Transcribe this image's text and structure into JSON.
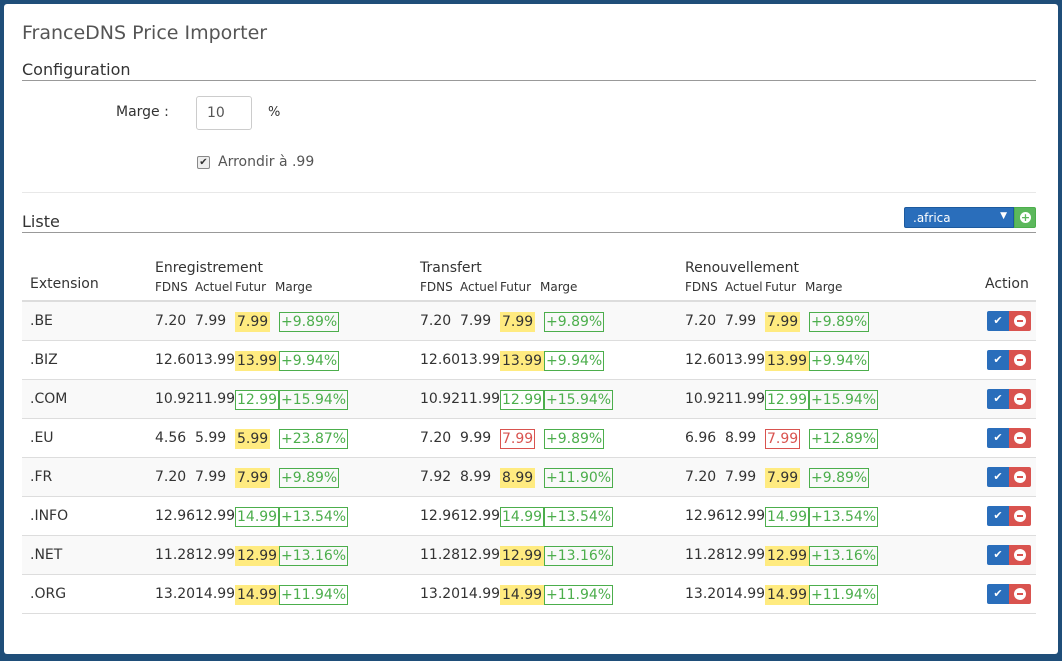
{
  "title": "FranceDNS Price Importer",
  "config": {
    "heading": "Configuration",
    "marge_label": "Marge :",
    "marge_value": "10",
    "percent": "%",
    "round_checked": true,
    "round_label": "Arrondir à .99"
  },
  "list": {
    "heading": "Liste",
    "select_value": ".africa",
    "add_icon": "plus-circle-icon"
  },
  "table": {
    "col_extension": "Extension",
    "col_action": "Action",
    "groups": [
      "Enregistrement",
      "Transfert",
      "Renouvellement"
    ],
    "sub": [
      "FDNS",
      "Actuel",
      "Futur",
      "Marge"
    ],
    "colors": {
      "yellow": "#ffeb80",
      "green": "#4cae4c",
      "red": "#d9534f"
    },
    "rows": [
      {
        "ext": ".BE",
        "reg": {
          "fdns": "7.20",
          "actuel": "7.99",
          "futur": "7.99",
          "futur_style": "yellow",
          "marge": "+9.89%"
        },
        "tra": {
          "fdns": "7.20",
          "actuel": "7.99",
          "futur": "7.99",
          "futur_style": "yellow",
          "marge": "+9.89%"
        },
        "ren": {
          "fdns": "7.20",
          "actuel": "7.99",
          "futur": "7.99",
          "futur_style": "yellow",
          "marge": "+9.89%"
        }
      },
      {
        "ext": ".BIZ",
        "reg": {
          "fdns": "12.60",
          "actuel": "13.99",
          "futur": "13.99",
          "futur_style": "yellow",
          "marge": "+9.94%"
        },
        "tra": {
          "fdns": "12.60",
          "actuel": "13.99",
          "futur": "13.99",
          "futur_style": "yellow",
          "marge": "+9.94%"
        },
        "ren": {
          "fdns": "12.60",
          "actuel": "13.99",
          "futur": "13.99",
          "futur_style": "yellow",
          "marge": "+9.94%"
        }
      },
      {
        "ext": ".COM",
        "reg": {
          "fdns": "10.92",
          "actuel": "11.99",
          "futur": "12.99",
          "futur_style": "green",
          "marge": "+15.94%"
        },
        "tra": {
          "fdns": "10.92",
          "actuel": "11.99",
          "futur": "12.99",
          "futur_style": "green",
          "marge": "+15.94%"
        },
        "ren": {
          "fdns": "10.92",
          "actuel": "11.99",
          "futur": "12.99",
          "futur_style": "green",
          "marge": "+15.94%"
        }
      },
      {
        "ext": ".EU",
        "reg": {
          "fdns": "4.56",
          "actuel": "5.99",
          "futur": "5.99",
          "futur_style": "yellow",
          "marge": "+23.87%"
        },
        "tra": {
          "fdns": "7.20",
          "actuel": "9.99",
          "futur": "7.99",
          "futur_style": "red",
          "marge": "+9.89%"
        },
        "ren": {
          "fdns": "6.96",
          "actuel": "8.99",
          "futur": "7.99",
          "futur_style": "red",
          "marge": "+12.89%"
        }
      },
      {
        "ext": ".FR",
        "reg": {
          "fdns": "7.20",
          "actuel": "7.99",
          "futur": "7.99",
          "futur_style": "yellow",
          "marge": "+9.89%"
        },
        "tra": {
          "fdns": "7.92",
          "actuel": "8.99",
          "futur": "8.99",
          "futur_style": "yellow",
          "marge": "+11.90%"
        },
        "ren": {
          "fdns": "7.20",
          "actuel": "7.99",
          "futur": "7.99",
          "futur_style": "yellow",
          "marge": "+9.89%"
        }
      },
      {
        "ext": ".INFO",
        "reg": {
          "fdns": "12.96",
          "actuel": "12.99",
          "futur": "14.99",
          "futur_style": "green",
          "marge": "+13.54%"
        },
        "tra": {
          "fdns": "12.96",
          "actuel": "12.99",
          "futur": "14.99",
          "futur_style": "green",
          "marge": "+13.54%"
        },
        "ren": {
          "fdns": "12.96",
          "actuel": "12.99",
          "futur": "14.99",
          "futur_style": "green",
          "marge": "+13.54%"
        }
      },
      {
        "ext": ".NET",
        "reg": {
          "fdns": "11.28",
          "actuel": "12.99",
          "futur": "12.99",
          "futur_style": "yellow",
          "marge": "+13.16%"
        },
        "tra": {
          "fdns": "11.28",
          "actuel": "12.99",
          "futur": "12.99",
          "futur_style": "yellow",
          "marge": "+13.16%"
        },
        "ren": {
          "fdns": "11.28",
          "actuel": "12.99",
          "futur": "12.99",
          "futur_style": "yellow",
          "marge": "+13.16%"
        }
      },
      {
        "ext": ".ORG",
        "reg": {
          "fdns": "13.20",
          "actuel": "14.99",
          "futur": "14.99",
          "futur_style": "yellow",
          "marge": "+11.94%"
        },
        "tra": {
          "fdns": "13.20",
          "actuel": "14.99",
          "futur": "14.99",
          "futur_style": "yellow",
          "marge": "+11.94%"
        },
        "ren": {
          "fdns": "13.20",
          "actuel": "14.99",
          "futur": "14.99",
          "futur_style": "yellow",
          "marge": "+11.94%"
        }
      }
    ],
    "action_icons": [
      "check-icon",
      "minus-circle-icon"
    ]
  }
}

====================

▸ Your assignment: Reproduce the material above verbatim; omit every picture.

▸ Result for this task:
Transcribe this image's text and structure into JSON.
{
  "title": "FranceDNS Price Importer",
  "config": {
    "heading": "Configuration",
    "marge_label": "Marge :",
    "marge_value": "10",
    "percent": "%",
    "round_checked": true,
    "round_label": "Arrondir à .99"
  },
  "list": {
    "heading": "Liste",
    "select_value": ".africa",
    "add_icon": "plus-circle-icon"
  },
  "table": {
    "col_extension": "Extension",
    "col_action": "Action",
    "groups": [
      "Enregistrement",
      "Transfert",
      "Renouvellement"
    ],
    "sub": [
      "FDNS",
      "Actuel",
      "Futur",
      "Marge"
    ],
    "colors": {
      "yellow": "#ffeb80",
      "green": "#4cae4c",
      "red": "#d9534f"
    },
    "rows": [
      {
        "ext": ".BE",
        "reg": {
          "fdns": "7.20",
          "actuel": "7.99",
          "futur": "7.99",
          "futur_style": "yellow",
          "marge": "+9.89%"
        },
        "tra": {
          "fdns": "7.20",
          "actuel": "7.99",
          "futur": "7.99",
          "futur_style": "yellow",
          "marge": "+9.89%"
        },
        "ren": {
          "fdns": "7.20",
          "actuel": "7.99",
          "futur": "7.99",
          "futur_style": "yellow",
          "marge": "+9.89%"
        }
      },
      {
        "ext": ".BIZ",
        "reg": {
          "fdns": "12.60",
          "actuel": "13.99",
          "futur": "13.99",
          "futur_style": "yellow",
          "marge": "+9.94%"
        },
        "tra": {
          "fdns": "12.60",
          "actuel": "13.99",
          "futur": "13.99",
          "futur_style": "yellow",
          "marge": "+9.94%"
        },
        "ren": {
          "fdns": "12.60",
          "actuel": "13.99",
          "futur": "13.99",
          "futur_style": "yellow",
          "marge": "+9.94%"
        }
      },
      {
        "ext": ".COM",
        "reg": {
          "fdns": "10.92",
          "actuel": "11.99",
          "futur": "12.99",
          "futur_style": "green",
          "marge": "+15.94%"
        },
        "tra": {
          "fdns": "10.92",
          "actuel": "11.99",
          "futur": "12.99",
          "futur_style": "green",
          "marge": "+15.94%"
        },
        "ren": {
          "fdns": "10.92",
          "actuel": "11.99",
          "futur": "12.99",
          "futur_style": "green",
          "marge": "+15.94%"
        }
      },
      {
        "ext": ".EU",
        "reg": {
          "fdns": "4.56",
          "actuel": "5.99",
          "futur": "5.99",
          "futur_style": "yellow",
          "marge": "+23.87%"
        },
        "tra": {
          "fdns": "7.20",
          "actuel": "9.99",
          "futur": "7.99",
          "futur_style": "red",
          "marge": "+9.89%"
        },
        "ren": {
          "fdns": "6.96",
          "actuel": "8.99",
          "futur": "7.99",
          "futur_style": "red",
          "marge": "+12.89%"
        }
      },
      {
        "ext": ".FR",
        "reg": {
          "fdns": "7.20",
          "actuel": "7.99",
          "futur": "7.99",
          "futur_style": "yellow",
          "marge": "+9.89%"
        },
        "tra": {
          "fdns": "7.92",
          "actuel": "8.99",
          "futur": "8.99",
          "futur_style": "yellow",
          "marge": "+11.90%"
        },
        "ren": {
          "fdns": "7.20",
          "actuel": "7.99",
          "futur": "7.99",
          "futur_style": "yellow",
          "marge": "+9.89%"
        }
      },
      {
        "ext": ".INFO",
        "reg": {
          "fdns": "12.96",
          "actuel": "12.99",
          "futur": "14.99",
          "futur_style": "green",
          "marge": "+13.54%"
        },
        "tra": {
          "fdns": "12.96",
          "actuel": "12.99",
          "futur": "14.99",
          "futur_style": "green",
          "marge": "+13.54%"
        },
        "ren": {
          "fdns": "12.96",
          "actuel": "12.99",
          "futur": "14.99",
          "futur_style": "green",
          "marge": "+13.54%"
        }
      },
      {
        "ext": ".NET",
        "reg": {
          "fdns": "11.28",
          "actuel": "12.99",
          "futur": "12.99",
          "futur_style": "yellow",
          "marge": "+13.16%"
        },
        "tra": {
          "fdns": "11.28",
          "actuel": "12.99",
          "futur": "12.99",
          "futur_style": "yellow",
          "marge": "+13.16%"
        },
        "ren": {
          "fdns": "11.28",
          "actuel": "12.99",
          "futur": "12.99",
          "futur_style": "yellow",
          "marge": "+13.16%"
        }
      },
      {
        "ext": ".ORG",
        "reg": {
          "fdns": "13.20",
          "actuel": "14.99",
          "futur": "14.99",
          "futur_style": "yellow",
          "marge": "+11.94%"
        },
        "tra": {
          "fdns": "13.20",
          "actuel": "14.99",
          "futur": "14.99",
          "futur_style": "yellow",
          "marge": "+11.94%"
        },
        "ren": {
          "fdns": "13.20",
          "actuel": "14.99",
          "futur": "14.99",
          "futur_style": "yellow",
          "marge": "+11.94%"
        }
      }
    ],
    "action_icons": [
      "check-icon",
      "minus-circle-icon"
    ]
  }
}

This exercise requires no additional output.